MassDEP seeks applicants for the position of Director of the Watershed Planning Program (WPP). The Director oversees all aspects of MassDEP’s activities pertaining to surface water quality standards, surface water quality monitoring and assessment, associated data management, development of Total Maximum Daily Loads (TMDLs), and watershed planning. The work of Watershed Planning Program is highly-technical, and the Director ensures that the Program activities are carried out in accordance the Federal Clean Water Act and associated regulations and guidelines, as well as in accordance with grant agreements with the United States Environmental Protection Agency (EPA). Duties include steering program activities to ensure success, identifying and implementing efficient and innovative approaches, overseeing unit personnel as well as contracts with external parties, and effectively communicating with internal and external stakeholders. This position will be based in MassDEP’s Worcester Office. For more details, see the position description.
Iowa Department of Natural Resources
The Iowa Department of Natural Resources is hiring a Professional Engineer, licensed in Iowa or eligible for reciprocity, for an Environmental Engineer Senior position within the Water Quality Monitoring and Assessment Section of the Water Quality Bureau. The position will lead in implementing Iowa’s water quality standards by coordinating and helping to provide timely and technically sound wasteload allocations (WLAs) for new and existing dischargers and wastewater construction permits. For more details, see the position description.
Rhode Island Department of Environmental Management
The Rhode Island Department of Environmental Management is recruiting for the position of Deputy Administrator, Environmental Protection in the Office of Water Resources. The Deputy Administrator will assist the Administrator, in the planning and administration of Groundwater and Freshwater Wetlands Protection Programs and directly supervise the Water Quality Certification/Stormwater Program. Duties include working directly with Program Supervisors and managing a staff of engineers and scientists responsible for performing technical reviews for land development permits and other activities that may impact Waters of the State. The Deputy Administrator serves as a key member of the Office of Water Resources team. For more details, see the position description.
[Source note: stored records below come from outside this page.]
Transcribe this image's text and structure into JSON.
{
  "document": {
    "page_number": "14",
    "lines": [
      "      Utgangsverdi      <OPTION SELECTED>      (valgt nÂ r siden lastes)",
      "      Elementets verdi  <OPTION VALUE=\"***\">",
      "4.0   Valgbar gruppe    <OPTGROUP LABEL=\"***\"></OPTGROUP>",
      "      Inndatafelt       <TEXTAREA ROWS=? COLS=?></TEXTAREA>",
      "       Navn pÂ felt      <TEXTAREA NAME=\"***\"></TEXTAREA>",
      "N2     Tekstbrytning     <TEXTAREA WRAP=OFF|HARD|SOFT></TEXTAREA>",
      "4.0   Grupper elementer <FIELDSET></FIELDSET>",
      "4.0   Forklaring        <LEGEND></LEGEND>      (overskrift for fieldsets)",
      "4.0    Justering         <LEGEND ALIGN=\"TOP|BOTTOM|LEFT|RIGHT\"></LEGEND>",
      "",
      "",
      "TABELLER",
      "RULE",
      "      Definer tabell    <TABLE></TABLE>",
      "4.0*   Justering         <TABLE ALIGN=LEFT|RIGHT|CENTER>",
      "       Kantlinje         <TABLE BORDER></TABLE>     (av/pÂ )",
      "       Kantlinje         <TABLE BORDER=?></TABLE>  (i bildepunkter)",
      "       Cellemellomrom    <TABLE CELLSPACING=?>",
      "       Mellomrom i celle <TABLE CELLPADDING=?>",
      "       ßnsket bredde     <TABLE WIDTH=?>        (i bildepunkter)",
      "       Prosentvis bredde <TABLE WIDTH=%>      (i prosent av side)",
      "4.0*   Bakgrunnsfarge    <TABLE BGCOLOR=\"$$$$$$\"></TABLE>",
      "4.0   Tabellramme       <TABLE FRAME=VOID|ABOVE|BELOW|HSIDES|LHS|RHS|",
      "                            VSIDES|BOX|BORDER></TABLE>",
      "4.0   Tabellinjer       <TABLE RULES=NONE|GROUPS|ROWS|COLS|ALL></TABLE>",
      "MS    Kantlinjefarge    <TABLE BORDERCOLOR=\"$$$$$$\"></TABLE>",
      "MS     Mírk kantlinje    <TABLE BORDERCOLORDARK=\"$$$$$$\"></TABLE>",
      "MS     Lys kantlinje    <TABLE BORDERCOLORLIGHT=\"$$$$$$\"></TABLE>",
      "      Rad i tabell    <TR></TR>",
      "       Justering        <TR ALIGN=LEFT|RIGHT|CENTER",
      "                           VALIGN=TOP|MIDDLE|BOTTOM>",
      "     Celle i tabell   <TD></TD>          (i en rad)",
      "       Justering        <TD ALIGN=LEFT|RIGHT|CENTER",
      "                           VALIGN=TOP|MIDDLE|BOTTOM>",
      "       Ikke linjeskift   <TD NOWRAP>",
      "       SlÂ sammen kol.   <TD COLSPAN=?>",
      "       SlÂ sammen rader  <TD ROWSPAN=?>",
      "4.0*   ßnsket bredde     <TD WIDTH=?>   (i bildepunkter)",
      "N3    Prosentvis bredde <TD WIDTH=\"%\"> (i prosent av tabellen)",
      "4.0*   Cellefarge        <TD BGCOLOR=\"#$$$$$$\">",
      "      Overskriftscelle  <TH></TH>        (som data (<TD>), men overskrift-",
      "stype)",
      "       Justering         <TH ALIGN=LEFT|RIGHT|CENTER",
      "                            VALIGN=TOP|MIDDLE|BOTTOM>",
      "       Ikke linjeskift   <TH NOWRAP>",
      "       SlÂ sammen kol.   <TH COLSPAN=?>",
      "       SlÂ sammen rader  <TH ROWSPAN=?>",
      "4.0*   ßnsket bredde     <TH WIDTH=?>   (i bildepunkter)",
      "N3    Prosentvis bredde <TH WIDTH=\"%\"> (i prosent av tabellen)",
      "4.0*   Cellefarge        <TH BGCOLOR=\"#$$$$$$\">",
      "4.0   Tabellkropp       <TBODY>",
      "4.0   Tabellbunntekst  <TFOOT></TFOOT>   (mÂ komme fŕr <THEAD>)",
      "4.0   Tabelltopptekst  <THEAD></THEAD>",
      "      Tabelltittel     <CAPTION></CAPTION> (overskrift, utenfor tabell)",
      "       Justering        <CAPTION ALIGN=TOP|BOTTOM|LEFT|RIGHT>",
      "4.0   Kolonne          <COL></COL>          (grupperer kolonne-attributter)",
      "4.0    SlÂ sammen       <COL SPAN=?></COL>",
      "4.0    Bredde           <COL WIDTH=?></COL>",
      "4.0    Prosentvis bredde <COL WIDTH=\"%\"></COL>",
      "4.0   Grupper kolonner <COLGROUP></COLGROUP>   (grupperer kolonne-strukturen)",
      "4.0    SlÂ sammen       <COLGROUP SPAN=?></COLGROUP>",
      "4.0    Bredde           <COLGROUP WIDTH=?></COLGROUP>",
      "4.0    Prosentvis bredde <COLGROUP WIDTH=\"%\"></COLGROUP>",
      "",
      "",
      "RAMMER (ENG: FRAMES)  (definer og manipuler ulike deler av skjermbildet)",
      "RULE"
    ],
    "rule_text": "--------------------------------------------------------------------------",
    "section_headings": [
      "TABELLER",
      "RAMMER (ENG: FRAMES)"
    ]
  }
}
Utah Department of Environmental Quality
The Utah Department of Environmental Quality is seeking an Administrative Operations Director. This position will report directly to the Executive Director of the Utah Department of Environmental Quality and be responsible for the coordination and management of facilities and administrative services within the department. For more details, see the position description.
UDEQ is also seeking a TMDL Coordinator to develop, coordinate, lead and write TMDLs, TMDL Alternatives or other plans to protect and enhance water quality specifically for impaired waterbodies. The ideal person for this position will possess at least 3 years of experience with TMDLs and/or watershed planning, the ability to coordinate, communicate and maintain highly professional relationships with local, state and federal agencies and stakeholders, the ability to practice effective project management for all water quality projects conducted by internal staff and contracted to external entities, and knowledge of Clean Water Act, Utah Water Quality Act, Utah’s Administrative Rules, and associated guidance that govern water quality programs in Utah. For more details, see the position description.
Introductions to Standards and Criteria Webinar
March 21st 1pm-3pm EST
Contact Frances Bothfeld for a registration link
February Watersheds Committee Call
February 28, 2:30 PM – 4:00 PM ET
Contact Julian Gonzalez for more information